(and specifically from the slavery of Mitzrayim, for even one slave was not able to escape from there)
Therefore the exodus from Egypt was an open miracle. above the confines of nature.
And this is the inner explanation of “Yetzias Mitzrayim” (the exodus from Egypt):
“Mitzrayim” represents the constriction and boundaries of the world.
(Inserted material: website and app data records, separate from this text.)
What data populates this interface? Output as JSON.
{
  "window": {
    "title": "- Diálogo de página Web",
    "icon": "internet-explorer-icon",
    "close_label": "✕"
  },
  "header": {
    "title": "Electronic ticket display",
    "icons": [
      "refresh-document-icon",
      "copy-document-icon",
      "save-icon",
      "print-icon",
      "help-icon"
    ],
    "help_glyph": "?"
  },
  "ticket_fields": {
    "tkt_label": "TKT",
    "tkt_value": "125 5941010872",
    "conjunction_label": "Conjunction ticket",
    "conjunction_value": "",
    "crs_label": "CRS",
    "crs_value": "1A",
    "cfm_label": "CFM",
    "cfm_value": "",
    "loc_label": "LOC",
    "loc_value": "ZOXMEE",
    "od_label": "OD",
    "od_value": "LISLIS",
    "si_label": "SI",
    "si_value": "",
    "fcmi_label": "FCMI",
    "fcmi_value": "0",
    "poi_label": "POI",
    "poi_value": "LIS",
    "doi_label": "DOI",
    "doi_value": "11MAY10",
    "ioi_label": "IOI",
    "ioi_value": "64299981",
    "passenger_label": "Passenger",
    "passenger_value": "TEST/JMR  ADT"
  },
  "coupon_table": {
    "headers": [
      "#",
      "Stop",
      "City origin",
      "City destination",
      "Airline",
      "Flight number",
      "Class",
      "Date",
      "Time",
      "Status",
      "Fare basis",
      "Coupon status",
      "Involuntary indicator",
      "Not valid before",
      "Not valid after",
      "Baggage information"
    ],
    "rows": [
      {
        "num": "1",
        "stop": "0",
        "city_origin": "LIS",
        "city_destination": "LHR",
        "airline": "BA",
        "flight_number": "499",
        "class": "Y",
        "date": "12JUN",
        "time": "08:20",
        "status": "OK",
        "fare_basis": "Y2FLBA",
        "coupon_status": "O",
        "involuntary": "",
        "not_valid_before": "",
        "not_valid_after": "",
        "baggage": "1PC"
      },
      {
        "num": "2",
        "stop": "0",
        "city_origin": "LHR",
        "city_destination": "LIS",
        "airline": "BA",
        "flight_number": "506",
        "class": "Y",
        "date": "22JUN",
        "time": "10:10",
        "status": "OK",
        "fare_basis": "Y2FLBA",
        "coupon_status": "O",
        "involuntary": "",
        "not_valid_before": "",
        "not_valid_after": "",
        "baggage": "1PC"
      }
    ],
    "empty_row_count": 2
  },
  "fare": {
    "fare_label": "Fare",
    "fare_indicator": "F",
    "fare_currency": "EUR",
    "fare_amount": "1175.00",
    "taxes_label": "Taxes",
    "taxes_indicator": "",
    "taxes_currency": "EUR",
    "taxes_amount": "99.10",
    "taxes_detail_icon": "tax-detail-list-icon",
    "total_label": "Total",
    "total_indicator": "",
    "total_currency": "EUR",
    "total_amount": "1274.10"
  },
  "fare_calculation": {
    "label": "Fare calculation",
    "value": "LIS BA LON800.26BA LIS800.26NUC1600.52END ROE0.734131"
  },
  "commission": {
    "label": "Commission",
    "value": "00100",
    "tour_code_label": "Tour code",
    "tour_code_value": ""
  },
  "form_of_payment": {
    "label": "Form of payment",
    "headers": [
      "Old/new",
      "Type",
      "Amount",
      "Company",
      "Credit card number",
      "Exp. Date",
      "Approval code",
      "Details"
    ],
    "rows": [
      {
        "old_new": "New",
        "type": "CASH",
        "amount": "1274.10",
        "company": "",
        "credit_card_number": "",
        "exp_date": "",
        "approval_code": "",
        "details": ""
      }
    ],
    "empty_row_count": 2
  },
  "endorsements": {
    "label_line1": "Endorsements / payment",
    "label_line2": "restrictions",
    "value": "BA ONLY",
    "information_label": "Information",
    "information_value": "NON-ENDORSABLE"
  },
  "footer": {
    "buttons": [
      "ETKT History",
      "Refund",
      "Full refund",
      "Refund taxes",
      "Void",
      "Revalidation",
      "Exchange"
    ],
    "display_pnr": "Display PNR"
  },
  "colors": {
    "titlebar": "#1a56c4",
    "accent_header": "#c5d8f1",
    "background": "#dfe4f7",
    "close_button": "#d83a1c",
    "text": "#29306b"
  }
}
And through leaving (yetzia) Mitzrayim, the Bnei Yisroel were elevated above boundaries of the (constriction and boundaries of the) world.
6. Accordingly it follows that the essential difference between the reason of the Tur and the reason that the Alter Rebbe brings (from Tosafot) corresponds to the difference between the two aspects of Shabbat:
And from this one can understand the law (din) (in the Alter Rebbe’s Shulchan Aruch ibid.) that:
We do not say “Borchi Nafshi”, but rather “we recite “Avadim hayinu"
which implies that the two are dependent upon each other.
Therefore, we do not say “Borchi Nafshi” but rather “Avadim hayinu". Because there is no place here to recount the greatness of G-d regarding Creation, when it openly emphasizes a greater quality (in an incomparable manner) - “(To remember) the Exodus from Mitzrayim” (which is above the “confines of the world”)
(And therefore, the Alter Rebbe does not mention, even as a side note, the reason of the Tur)
7. And one could say, that according to the wording (nussach) that the Alter Rebbe utilizes in his description of the miracle of Shabbat HaGadol, there is in this miracle an “advantage” even in regards to the miracle of the Exodus from Mitzrayim.
The Exodus from Mitzrayim was:
Yet the miracle of Shabbat HaGadol was:
Accordingly, one could mesh the reason of the Alter Rebbe with the reason that is cited in the commentators (seforim) that:
“We were accustomed from the days of old (mimei olam) to call the Shabbat before Pesach – Shabbat HaGadol, to publicize to everyone that there is a day afterwards that is close, and it appears that it too (that day) is also called Shabbat HaGadol – and this is that first Yom Tov of Pesach which is also called Shabbat”
According to the aforementioned, one could say that the reason that the first Yom Tov of Pesach is also called Shabbat, yet it is not as great as it(Shabbat HaGadol) is:
(not just because the sanctity of Pesach (Yom Tov) is lower than the sanctity of Shabbat, but)
because of the miracles in them.
For the miracle of the exodus from Egypt, which in actuality,is on the first day of Pesach, is not as great as the miracle of the Shabbat before that, where the Egyptians (themselves) demanded that Bnei Yisroel leave Egypt.
And therefore, the Shabbat before Pesach is called Shabbat HaGadol, for the aspect of (the remembrance of) the exodus from Egypt – which is completely above the confines of nature, is manifested to a greater degree in it (Shabbat HaGadol), even more than in the “Shabbat” of the first Yom Tov of Pesach
m’Sichas Shabbat HaGadol 5746
|Date Modified:||Date Reviewed:|